“Indeed, when gas prices are high, gencos are less inclined to contract for gas for fear that they would be left stranded when gas prices moderate. Without the assurance of back-to-back electricity contracts, gencos are also reluctant to enter into longer-term gas contracts which typically offer greater guarantee of delivery and lower prices,” MTI said.
“Gencos also tend to exhibit herding behaviour in gas procurement, which can lead to either over – or under – contracting of gas, or gas contracts expiring at the same time. This magnifies the power sector’s exposure to global market conditions, which may be unfavourable,” it added.
The third guardrail is aimed at ensuring sufficient generation capacity to meet system demand. Currently, investments in new generation capacity are driven by each company’s commercial considerations. This can lead to prolonged periods of over and under supply as it takes some four to five years to establish a new generation unit and could lead to volatile electricity prices. These cyclical mismatches in supply and demand, said MTI, could worsen with the global climate imperative.
As such, the EMA will introduce a “structured process” to facilitate private investments in new generation. EMA will conduct a competitive tender, about five years in advance of the year in which the generation capacity is projected to be required. If there is insufficient private sector interest to build new generation capacity, EMA will do so as a last resort.
“While these guardrails will, to some extent, reduce choice for market participants (eg gencos and retailers) and consumers, they will help to improve the stability and security of our power sector in the longer term and ensure that Singapore is well-placed to navigate the energy transition,” said MTI.
EMA will be conducting industry and public consultations over the next few months, and will progressively implement these enhancements from 2023.
In his speech, Gan said he is mindful that the latest adjustments will “reduce the flexibility of some market participants”.
For instance, generation companies now cannot plant new capacity as they wish, and consumers may have fewer retailers to choose from.

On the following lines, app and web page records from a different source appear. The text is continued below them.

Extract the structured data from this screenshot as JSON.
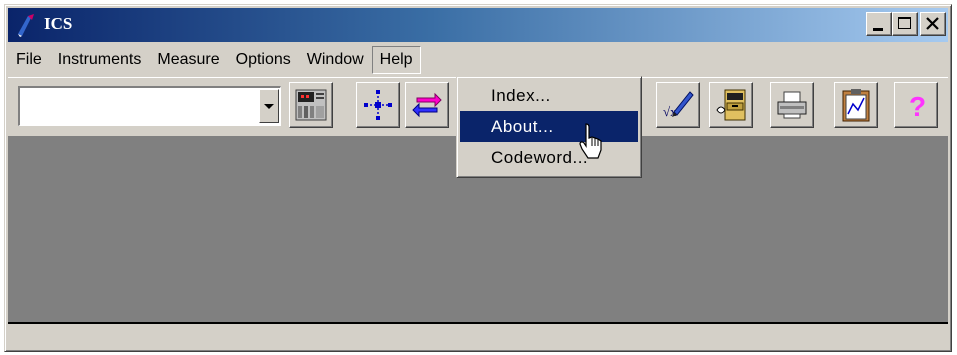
{
  "window": {
    "title": "ICS",
    "controls": {
      "minimize": "_",
      "maximize": "□",
      "close": "×"
    }
  },
  "menubar": {
    "items": [
      "File",
      "Instruments",
      "Measure",
      "Options",
      "Window",
      "Help"
    ],
    "open_item": "Help"
  },
  "toolbar": {
    "combo_value": "",
    "tools": [
      "instrument-panel-icon",
      "network-icon",
      "swap-arrows-icon",
      "formula-pen-icon",
      "file-cabinet-icon",
      "printer-icon",
      "clipboard-chart-icon",
      "help-question-icon"
    ]
  },
  "help_menu": {
    "items": [
      "Index...",
      "About...",
      "Codeword..."
    ],
    "selected": "About..."
  },
  "colors": {
    "title_gradient_start": "#0a246a",
    "title_gradient_end": "#a6caf0",
    "face": "#d4d0c8",
    "client": "#808080",
    "highlight": "#0a246a"
  }
}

“However, these measures will bring about a stronger and more secure power system collectively,” the minister said, adding that navigating the “dual challenges of energy transition and crisis will require a collective effort”.